The first example is the work of ALT’s Member Groups, and also Special Interest Groups who share their practice and collaborate openly, all across the UK and beyond. Aligned to ALT’s aims the Learning Technology professionals who are active in these groups share the values we have set out as a community and sharing their experiences, both failures and success. These groups, by being inclusive and community-led, have contributed to making our membership more diverse and their work continues to contribute to strengthen equality in our profession.

Now, the emerging femedtech network is a new initiative that is led by Learning Technology professionals who are taking personal action to promote equality and to do so through open practice, conversations and events. It’s an important effort to create a safe space that is also open and inclusive. We want to celebrate and extend the opportunities offered by education in/and/with technology – to women, and to all people who might otherwise be disadvantaged or excluded. If you haven’t already, I urge you to look at the work that this network is beginning to undertake.

My last example are the voices still echo-ing from the OER17 conference convened earlier this year by Josie Fraser and Alek Tarkowski.
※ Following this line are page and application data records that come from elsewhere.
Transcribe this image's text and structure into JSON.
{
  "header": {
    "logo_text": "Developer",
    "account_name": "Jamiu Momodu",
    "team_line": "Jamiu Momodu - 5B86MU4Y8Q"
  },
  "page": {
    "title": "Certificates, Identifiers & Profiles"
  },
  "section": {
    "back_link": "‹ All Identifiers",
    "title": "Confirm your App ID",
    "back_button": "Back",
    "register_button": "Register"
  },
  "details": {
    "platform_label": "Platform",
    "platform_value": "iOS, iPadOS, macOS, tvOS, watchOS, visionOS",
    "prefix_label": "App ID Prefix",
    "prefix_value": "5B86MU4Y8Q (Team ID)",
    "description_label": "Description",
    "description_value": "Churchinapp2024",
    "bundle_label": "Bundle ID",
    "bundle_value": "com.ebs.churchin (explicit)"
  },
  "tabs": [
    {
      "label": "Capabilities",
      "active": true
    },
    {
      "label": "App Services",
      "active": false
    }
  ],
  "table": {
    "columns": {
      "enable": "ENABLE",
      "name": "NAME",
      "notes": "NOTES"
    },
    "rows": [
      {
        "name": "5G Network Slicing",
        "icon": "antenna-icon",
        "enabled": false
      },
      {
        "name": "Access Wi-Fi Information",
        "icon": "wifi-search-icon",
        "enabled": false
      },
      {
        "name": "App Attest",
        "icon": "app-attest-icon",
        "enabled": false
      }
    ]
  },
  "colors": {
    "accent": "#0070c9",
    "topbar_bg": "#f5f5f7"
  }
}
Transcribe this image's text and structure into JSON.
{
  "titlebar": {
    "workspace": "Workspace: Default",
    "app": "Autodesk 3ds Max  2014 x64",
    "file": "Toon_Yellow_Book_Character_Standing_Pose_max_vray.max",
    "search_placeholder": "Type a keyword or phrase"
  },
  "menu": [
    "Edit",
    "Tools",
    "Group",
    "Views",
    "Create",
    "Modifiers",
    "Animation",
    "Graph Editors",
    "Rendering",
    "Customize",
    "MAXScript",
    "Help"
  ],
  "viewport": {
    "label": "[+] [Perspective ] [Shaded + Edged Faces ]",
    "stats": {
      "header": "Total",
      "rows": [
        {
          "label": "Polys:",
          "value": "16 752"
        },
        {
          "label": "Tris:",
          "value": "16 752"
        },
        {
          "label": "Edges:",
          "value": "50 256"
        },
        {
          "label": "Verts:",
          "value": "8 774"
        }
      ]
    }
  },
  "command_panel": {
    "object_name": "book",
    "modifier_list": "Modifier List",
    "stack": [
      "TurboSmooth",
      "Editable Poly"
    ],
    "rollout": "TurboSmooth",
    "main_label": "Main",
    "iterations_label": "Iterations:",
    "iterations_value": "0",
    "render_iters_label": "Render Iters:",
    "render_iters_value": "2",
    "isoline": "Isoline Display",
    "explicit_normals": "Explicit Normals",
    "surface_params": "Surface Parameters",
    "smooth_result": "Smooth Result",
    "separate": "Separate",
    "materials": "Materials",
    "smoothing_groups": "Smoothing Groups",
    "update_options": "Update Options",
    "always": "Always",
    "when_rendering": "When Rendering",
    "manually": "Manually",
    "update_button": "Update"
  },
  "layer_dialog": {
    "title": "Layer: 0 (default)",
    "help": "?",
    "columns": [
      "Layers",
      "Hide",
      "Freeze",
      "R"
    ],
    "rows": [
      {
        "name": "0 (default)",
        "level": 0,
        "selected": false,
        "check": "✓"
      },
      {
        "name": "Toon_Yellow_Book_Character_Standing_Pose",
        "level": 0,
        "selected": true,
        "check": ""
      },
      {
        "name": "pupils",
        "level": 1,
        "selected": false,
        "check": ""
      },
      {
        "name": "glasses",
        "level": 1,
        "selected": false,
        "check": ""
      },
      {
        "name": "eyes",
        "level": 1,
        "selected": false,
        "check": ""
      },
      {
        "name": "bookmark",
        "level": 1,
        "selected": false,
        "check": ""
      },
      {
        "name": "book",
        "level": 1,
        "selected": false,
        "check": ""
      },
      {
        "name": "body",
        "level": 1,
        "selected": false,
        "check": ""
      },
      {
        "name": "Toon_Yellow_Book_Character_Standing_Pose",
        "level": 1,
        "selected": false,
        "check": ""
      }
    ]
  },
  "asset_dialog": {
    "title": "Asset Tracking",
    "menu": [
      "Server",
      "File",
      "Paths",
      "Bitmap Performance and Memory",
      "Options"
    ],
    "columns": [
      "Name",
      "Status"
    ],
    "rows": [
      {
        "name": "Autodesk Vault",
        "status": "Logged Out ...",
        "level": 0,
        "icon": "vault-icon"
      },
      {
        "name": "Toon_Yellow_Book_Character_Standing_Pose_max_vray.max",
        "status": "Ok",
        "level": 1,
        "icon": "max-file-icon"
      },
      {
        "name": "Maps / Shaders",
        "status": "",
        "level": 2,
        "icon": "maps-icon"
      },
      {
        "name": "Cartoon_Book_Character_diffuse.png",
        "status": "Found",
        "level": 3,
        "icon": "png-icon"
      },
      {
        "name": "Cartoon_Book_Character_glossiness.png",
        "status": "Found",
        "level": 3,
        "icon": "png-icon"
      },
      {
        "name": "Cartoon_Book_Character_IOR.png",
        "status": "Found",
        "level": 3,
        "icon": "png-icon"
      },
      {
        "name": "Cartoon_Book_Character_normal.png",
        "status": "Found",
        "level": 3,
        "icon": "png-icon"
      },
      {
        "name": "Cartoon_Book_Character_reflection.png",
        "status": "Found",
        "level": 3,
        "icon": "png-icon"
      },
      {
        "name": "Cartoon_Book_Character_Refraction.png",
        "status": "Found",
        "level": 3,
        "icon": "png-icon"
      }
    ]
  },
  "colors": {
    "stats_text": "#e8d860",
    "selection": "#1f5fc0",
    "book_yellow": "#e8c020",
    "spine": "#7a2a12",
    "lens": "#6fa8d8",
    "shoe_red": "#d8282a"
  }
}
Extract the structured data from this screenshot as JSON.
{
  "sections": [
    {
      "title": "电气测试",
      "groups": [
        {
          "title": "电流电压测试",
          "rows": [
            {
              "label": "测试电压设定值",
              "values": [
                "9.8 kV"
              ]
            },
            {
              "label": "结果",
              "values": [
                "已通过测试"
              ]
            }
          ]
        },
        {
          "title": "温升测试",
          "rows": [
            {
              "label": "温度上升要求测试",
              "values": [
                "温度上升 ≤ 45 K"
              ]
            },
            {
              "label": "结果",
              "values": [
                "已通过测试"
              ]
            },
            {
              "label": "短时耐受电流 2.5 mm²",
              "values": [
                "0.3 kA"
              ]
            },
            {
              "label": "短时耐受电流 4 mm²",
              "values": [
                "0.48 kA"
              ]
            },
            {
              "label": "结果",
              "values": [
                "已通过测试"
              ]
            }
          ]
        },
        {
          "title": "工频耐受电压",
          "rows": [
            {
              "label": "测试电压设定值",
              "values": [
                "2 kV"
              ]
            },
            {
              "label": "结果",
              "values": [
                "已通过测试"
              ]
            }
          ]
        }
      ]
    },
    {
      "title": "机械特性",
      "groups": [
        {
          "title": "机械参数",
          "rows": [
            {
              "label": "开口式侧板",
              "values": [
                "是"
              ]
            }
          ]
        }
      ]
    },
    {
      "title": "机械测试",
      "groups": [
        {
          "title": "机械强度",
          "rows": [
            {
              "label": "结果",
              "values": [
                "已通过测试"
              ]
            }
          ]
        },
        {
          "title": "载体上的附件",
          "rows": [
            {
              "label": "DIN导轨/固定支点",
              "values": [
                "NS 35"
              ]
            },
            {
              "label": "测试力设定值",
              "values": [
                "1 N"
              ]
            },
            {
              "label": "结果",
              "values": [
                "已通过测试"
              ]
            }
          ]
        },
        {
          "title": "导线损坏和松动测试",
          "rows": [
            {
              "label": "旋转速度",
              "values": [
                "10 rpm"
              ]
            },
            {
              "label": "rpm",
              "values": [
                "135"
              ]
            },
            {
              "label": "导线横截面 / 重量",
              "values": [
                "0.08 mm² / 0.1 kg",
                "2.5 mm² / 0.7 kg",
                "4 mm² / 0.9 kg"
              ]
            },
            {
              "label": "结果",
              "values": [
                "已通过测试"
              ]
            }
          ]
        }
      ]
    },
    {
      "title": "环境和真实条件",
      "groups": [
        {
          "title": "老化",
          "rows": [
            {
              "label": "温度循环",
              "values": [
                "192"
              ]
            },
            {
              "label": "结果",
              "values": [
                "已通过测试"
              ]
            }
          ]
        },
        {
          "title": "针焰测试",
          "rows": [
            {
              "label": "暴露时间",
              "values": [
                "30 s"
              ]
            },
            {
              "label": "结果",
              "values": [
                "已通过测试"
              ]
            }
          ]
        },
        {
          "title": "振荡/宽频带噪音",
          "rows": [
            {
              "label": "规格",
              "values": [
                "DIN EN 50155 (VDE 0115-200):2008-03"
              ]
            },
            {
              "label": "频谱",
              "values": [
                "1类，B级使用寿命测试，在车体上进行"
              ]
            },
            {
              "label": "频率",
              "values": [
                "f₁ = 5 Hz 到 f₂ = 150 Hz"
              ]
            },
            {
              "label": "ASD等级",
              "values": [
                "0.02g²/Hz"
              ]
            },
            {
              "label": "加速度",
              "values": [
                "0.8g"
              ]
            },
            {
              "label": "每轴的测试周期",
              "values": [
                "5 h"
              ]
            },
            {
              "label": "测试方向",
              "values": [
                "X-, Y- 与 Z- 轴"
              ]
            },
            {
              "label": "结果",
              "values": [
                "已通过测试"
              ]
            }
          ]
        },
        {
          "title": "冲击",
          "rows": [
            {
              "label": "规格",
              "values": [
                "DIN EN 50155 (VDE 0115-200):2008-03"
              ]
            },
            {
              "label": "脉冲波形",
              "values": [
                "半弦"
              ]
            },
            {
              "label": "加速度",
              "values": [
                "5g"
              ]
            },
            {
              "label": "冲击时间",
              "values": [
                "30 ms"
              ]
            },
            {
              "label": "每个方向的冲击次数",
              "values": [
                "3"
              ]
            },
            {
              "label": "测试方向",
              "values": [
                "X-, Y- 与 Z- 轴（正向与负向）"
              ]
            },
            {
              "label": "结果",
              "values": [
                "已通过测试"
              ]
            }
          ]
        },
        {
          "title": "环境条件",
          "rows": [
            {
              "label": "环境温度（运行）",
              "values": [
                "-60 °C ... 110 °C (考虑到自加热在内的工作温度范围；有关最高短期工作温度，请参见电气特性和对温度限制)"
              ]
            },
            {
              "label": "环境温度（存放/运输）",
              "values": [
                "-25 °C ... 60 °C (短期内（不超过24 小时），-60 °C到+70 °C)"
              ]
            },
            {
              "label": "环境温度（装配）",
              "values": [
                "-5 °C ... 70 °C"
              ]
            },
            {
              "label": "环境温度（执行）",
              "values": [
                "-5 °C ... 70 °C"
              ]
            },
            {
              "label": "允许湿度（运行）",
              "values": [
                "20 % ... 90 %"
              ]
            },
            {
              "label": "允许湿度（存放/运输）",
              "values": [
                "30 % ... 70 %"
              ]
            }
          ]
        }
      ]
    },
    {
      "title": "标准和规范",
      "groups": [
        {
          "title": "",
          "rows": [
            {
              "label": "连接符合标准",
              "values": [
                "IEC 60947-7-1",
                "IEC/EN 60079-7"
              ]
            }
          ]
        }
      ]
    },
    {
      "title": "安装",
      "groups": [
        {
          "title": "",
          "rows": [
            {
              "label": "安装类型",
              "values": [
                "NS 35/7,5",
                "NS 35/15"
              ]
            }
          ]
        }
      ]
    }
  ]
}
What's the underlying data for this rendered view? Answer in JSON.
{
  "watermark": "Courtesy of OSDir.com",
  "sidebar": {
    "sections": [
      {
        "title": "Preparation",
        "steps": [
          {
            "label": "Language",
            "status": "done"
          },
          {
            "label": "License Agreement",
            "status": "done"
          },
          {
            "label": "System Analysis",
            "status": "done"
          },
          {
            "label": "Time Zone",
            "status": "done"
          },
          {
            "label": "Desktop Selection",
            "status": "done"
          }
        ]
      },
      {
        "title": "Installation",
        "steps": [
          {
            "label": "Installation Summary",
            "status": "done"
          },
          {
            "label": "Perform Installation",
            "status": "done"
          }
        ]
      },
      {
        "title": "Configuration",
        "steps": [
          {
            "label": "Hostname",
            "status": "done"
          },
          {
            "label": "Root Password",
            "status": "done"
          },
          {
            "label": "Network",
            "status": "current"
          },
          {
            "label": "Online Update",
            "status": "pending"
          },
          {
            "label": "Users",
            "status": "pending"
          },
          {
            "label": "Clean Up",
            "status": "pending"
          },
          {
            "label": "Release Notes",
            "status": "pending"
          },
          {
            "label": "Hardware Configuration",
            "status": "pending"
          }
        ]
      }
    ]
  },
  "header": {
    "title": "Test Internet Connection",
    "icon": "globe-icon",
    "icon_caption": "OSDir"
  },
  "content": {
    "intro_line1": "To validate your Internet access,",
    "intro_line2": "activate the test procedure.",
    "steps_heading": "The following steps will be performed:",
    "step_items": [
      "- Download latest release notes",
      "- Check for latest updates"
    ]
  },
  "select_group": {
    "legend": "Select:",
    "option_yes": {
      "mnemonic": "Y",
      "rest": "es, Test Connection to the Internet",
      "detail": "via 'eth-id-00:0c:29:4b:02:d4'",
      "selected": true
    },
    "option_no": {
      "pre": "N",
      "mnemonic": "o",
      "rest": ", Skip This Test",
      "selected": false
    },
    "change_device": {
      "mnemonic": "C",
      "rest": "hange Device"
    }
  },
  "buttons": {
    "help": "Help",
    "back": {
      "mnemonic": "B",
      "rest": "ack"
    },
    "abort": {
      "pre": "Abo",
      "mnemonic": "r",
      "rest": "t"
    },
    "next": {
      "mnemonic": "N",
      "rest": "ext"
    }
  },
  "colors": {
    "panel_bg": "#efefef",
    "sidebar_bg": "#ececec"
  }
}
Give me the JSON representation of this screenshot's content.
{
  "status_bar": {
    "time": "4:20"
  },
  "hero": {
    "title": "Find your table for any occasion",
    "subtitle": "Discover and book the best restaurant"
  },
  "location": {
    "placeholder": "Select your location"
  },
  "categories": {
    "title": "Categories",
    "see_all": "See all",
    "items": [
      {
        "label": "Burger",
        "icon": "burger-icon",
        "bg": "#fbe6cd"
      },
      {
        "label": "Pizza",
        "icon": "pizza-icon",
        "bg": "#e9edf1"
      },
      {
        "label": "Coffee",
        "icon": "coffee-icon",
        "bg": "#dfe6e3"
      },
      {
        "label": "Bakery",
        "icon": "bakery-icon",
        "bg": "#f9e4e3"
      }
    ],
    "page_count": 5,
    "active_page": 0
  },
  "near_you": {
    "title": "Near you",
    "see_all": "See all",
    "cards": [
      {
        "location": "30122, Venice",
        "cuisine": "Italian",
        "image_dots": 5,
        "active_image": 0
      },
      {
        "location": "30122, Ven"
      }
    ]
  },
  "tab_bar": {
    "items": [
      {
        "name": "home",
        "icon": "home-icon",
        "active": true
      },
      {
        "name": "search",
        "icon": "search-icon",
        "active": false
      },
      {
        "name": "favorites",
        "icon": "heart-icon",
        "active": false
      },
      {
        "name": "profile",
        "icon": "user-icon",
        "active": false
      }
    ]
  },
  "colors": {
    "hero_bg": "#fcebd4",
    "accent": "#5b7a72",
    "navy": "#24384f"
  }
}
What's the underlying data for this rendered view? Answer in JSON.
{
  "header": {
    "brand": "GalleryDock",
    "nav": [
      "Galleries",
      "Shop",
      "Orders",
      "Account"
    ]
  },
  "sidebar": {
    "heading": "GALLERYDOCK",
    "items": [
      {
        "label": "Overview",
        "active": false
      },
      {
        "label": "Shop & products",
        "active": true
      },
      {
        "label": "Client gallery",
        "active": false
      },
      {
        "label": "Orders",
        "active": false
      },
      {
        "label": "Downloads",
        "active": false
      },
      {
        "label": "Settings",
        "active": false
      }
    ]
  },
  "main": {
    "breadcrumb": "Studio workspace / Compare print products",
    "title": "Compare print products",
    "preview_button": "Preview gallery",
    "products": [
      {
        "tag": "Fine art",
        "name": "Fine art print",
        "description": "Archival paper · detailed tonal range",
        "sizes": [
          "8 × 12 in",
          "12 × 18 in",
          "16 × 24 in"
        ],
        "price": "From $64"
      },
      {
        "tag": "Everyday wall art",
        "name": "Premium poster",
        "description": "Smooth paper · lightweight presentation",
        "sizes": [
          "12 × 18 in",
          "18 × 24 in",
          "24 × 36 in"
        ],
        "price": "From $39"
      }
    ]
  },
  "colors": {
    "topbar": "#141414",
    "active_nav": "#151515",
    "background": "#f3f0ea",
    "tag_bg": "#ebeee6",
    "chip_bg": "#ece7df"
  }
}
Josie, Alek and the organising committee made a concerted effort this year to create a more diverse, inclusive programme with a distinctive all female keynote line up and a programme that inspired a lot of critical reflection and conversation long after the event – and indeed that conversation is still going on. Catherine Cronin, who was part of the closing plenary at the conference, later reflected that the themes of criticality, equality and social justice were at the heart of OER17. It was a powerful example of many individuals taking action together – through openness – and making a difference.

Days like today give us that opportunity, to reflect on how we, as individuals, as a professional community, can take action to achieve greater equality through openness, to harness technology to do so – and then to go and make a difference.